(Data about app and page elements)
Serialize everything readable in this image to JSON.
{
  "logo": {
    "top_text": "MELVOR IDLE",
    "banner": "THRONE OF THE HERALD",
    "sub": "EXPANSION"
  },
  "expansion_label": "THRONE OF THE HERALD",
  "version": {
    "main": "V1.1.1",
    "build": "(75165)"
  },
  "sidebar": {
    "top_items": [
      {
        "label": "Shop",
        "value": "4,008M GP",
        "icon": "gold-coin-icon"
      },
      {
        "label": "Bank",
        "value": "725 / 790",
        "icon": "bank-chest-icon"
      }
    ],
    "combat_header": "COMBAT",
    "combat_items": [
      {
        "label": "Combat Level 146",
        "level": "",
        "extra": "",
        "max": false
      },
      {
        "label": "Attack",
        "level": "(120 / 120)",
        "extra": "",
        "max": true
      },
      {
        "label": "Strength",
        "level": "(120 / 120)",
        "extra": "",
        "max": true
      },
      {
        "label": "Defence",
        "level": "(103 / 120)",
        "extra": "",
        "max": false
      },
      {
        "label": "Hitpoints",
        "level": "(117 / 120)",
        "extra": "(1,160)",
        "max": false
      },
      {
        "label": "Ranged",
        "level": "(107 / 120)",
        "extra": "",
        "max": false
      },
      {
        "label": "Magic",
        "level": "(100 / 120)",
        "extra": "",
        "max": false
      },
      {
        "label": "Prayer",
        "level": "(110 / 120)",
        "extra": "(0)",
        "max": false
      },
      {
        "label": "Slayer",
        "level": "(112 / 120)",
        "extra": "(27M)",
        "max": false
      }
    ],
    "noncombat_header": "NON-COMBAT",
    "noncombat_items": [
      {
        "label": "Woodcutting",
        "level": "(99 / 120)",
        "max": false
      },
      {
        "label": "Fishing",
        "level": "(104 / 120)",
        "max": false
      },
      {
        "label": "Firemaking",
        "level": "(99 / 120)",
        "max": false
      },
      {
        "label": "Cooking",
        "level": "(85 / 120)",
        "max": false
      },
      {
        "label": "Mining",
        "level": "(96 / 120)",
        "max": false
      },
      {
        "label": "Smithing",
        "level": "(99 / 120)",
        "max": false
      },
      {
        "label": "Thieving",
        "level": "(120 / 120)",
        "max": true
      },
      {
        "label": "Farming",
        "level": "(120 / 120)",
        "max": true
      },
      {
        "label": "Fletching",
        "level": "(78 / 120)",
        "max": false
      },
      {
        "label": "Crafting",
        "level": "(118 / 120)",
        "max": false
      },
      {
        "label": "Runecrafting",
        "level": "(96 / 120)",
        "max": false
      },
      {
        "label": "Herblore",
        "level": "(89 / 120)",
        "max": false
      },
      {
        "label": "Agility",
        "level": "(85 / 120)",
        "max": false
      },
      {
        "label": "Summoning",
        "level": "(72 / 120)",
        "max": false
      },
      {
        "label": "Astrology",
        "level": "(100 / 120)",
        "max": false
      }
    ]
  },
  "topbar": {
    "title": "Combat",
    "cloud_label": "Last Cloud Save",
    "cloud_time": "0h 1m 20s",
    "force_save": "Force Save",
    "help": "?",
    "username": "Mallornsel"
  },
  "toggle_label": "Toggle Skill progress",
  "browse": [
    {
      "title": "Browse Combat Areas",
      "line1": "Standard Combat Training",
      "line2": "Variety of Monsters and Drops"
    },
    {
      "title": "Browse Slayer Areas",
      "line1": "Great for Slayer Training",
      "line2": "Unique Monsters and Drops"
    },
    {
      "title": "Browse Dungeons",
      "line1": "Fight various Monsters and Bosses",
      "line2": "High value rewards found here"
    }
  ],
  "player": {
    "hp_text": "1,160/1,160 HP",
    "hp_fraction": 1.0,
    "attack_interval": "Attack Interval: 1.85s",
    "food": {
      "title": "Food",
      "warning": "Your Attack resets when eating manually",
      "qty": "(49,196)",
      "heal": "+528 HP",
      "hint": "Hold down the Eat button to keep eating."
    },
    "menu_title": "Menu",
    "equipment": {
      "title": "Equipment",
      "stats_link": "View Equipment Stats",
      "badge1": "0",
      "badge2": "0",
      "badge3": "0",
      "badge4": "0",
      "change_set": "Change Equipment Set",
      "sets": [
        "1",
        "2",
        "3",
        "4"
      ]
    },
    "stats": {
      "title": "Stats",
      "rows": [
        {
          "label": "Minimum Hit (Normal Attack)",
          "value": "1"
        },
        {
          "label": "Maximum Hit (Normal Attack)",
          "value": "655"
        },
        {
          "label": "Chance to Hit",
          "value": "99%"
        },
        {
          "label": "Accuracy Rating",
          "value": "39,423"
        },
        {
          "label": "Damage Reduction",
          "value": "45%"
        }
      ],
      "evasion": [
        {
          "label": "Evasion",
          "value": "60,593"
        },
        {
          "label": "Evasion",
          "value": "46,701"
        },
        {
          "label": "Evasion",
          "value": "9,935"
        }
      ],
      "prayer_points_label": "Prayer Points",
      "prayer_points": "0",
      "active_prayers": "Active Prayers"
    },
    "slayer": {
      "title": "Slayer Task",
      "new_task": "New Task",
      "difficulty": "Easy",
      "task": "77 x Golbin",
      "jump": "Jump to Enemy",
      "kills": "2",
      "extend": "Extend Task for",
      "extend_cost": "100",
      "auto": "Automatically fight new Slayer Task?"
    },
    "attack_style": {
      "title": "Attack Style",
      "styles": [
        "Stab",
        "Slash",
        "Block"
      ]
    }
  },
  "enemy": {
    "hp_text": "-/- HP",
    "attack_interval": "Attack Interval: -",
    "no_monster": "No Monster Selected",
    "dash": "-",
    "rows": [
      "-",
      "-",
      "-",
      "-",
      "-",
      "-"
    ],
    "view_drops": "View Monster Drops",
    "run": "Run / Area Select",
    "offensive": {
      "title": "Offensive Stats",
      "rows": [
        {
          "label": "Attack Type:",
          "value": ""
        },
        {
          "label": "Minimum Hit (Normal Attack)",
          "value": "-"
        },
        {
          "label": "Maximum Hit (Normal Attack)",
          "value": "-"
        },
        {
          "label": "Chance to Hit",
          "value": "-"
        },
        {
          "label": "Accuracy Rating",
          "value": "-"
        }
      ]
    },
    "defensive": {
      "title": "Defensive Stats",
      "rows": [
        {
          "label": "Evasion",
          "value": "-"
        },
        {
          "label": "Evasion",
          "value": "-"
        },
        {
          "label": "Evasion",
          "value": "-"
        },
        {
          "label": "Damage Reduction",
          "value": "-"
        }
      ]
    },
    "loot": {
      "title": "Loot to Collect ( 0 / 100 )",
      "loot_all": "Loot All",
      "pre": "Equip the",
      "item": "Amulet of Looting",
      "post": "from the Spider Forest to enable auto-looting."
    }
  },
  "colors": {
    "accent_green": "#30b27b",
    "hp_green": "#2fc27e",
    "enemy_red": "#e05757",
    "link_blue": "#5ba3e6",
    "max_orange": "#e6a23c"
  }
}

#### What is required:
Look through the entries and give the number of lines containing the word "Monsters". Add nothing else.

#### Answer box:
3